Co-ops or Condos in NYC: Which is a better fit for me?
The co-op versus condo debate is an important one for anyone looking to buy a home in NYC. Your choice will have a significant impact on your finances and lifestyle, so it’s worth taking the time to understand what each offers before making a decision.
What Is the Difference Between a Co-op and a Condo in NYC?
A cooperative, better known as a co-op, is a type of housing in which the residents own shares of the property. To purchase one, you must be approved by the co-op board, which will consider your credit score, income, and other qualifications. Once approved, the buyer receives a stock certificate and a proprietary lease to the unit.
By contrast, condos are considered real property that owners purchase under a deed, rather than personal property in a co-op community. Condo owners are responsible for their mortgages, while co-op owners share in the responsibility for the property’s mortgage.
Both co-ops and condos have their pros and cons, but some key distinctions can help you decide which one is right for you. These include availability, sales price, house rules, monthly maintenance fees, and closing costs.
Availability: Are Co-ops More Common Than Condos?
Yes. In fact, co-ops account for 75% of apartments for sale in NYC compared to 25% in the condo market. In other words, co-ops offer a wide variety of options to choose from. But because co-ops are more popular, they can also be more competitive to buy into.

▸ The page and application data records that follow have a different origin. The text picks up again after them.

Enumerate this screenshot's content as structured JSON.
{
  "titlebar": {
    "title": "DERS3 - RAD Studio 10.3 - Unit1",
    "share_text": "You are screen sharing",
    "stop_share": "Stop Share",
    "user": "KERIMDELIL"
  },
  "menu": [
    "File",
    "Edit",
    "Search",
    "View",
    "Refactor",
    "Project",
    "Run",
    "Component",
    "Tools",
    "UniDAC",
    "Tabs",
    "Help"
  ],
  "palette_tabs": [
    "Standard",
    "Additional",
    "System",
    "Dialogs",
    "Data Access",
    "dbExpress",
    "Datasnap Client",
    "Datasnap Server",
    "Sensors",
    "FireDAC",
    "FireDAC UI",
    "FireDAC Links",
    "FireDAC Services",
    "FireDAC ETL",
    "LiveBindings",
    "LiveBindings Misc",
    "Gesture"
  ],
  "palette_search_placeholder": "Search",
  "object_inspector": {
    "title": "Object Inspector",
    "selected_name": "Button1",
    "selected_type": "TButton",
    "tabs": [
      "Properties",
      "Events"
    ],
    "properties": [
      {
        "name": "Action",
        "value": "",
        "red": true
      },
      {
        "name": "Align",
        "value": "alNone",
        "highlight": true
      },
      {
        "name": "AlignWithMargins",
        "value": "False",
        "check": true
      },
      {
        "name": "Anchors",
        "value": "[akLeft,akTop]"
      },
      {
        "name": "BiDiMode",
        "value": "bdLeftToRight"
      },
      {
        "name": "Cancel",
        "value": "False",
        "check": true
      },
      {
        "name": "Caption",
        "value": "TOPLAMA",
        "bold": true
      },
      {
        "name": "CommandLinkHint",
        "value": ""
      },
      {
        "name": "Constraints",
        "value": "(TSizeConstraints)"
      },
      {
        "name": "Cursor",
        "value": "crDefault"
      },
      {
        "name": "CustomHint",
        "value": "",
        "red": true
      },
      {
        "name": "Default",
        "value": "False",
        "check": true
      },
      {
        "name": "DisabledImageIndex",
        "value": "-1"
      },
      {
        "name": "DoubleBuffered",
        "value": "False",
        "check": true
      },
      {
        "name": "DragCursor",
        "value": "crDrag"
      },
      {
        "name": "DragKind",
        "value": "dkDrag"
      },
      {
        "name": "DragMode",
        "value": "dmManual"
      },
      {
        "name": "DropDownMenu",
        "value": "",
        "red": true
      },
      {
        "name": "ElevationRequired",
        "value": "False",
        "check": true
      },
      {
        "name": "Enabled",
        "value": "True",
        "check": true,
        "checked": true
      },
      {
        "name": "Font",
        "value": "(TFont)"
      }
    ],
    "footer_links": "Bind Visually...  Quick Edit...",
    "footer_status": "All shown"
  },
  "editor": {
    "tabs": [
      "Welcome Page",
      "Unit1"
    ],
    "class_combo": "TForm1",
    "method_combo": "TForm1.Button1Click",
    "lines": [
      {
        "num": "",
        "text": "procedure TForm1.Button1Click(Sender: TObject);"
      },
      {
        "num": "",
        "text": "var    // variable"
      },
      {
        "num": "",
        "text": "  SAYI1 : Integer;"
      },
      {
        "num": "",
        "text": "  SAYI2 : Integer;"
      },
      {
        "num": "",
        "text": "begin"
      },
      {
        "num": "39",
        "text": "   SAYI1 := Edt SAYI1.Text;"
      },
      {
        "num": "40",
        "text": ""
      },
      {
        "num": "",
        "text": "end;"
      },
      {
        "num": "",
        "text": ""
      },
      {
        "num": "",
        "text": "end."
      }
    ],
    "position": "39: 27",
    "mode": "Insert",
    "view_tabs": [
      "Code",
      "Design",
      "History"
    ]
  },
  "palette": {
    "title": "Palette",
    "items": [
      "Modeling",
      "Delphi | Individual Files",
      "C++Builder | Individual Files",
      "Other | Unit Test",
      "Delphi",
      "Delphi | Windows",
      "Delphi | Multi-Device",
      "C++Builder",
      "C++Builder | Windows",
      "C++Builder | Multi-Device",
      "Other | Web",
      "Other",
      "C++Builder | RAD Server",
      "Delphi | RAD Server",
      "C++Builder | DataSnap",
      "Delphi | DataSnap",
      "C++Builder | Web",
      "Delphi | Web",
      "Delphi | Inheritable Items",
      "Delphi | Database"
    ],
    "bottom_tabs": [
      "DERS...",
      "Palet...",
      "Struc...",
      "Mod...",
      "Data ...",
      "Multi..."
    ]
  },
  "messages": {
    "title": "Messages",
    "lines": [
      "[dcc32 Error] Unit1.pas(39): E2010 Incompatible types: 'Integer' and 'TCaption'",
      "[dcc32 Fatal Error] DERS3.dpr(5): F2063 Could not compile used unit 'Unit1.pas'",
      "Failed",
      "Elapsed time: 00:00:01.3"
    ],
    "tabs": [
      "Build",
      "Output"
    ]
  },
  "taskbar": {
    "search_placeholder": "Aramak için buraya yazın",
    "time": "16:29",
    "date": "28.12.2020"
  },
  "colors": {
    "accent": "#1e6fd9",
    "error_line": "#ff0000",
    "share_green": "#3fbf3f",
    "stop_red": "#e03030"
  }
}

Sales Price: Are Co-ops Cheaper Than Condos?
Generally, co-ops are cheaper than condos. To give you an idea, the average co-op in NYC sold for $820,000 in the third quarter of 2021. Compare this to the median condo sales price of $1.6 million and you might consider overlooking the strict approval process and house rules that co-ops are known for.
House Rules: What to Expect from a Co-op
Most co-ops won’t allow owners to sublet their units unless they’ve lived in them for a certain amount of time. What’s more, most co-op boards will approve just one sublease for a maximum of two years per ownership cycle.
For example, let’s say you’ve recently accepted a three-year job assignment abroad and would like to move back into your co-op once the assignment is finished. The co-op board will allow you to rent out your apartment for only two of those three years, leaving you hard-pressed to either sell your unit or fork up the extra costs on year three.
Condos offer more freedom in this regard, as sublets are usually allowed with a 30-day notice to the condo board and are devoid of time restrictions.
Monthly Fees and Closing Costs: Where Can I Save More Money?
When it comes to closing costs and monthly common charges, co-ops typically offer more savings. This is because the buyer is not responsible for title insurance fees in a co-op sale, and there are no mortgage recording fees whatsoever. Condos, on the other hand, require both.
Additionally, common charges tend to be higher in a condo community because these are often newer and come with a suite of amenities, such as a pool, gym, golf simulator, and more.
Keep in mind, however, that most co-ops require a down payment of 20% or more, whereas some condos will accept a down payment of 10% or less, which can factor into your decision.
The Bottom Line: Are Co-ops a Better Alternative to Condos?
In the end, co-ops and condos have their set of benefits and drawbacks. If you’re looking for affordability, availability, and a greater sense of community, co-ops are the way to go. Alternatively, if you’re looking for more flexibility with your living situation and an easier approval process, condos are your best bet.
For more information on co-ops and condos in NYC, reach out to an Elegran advisor today!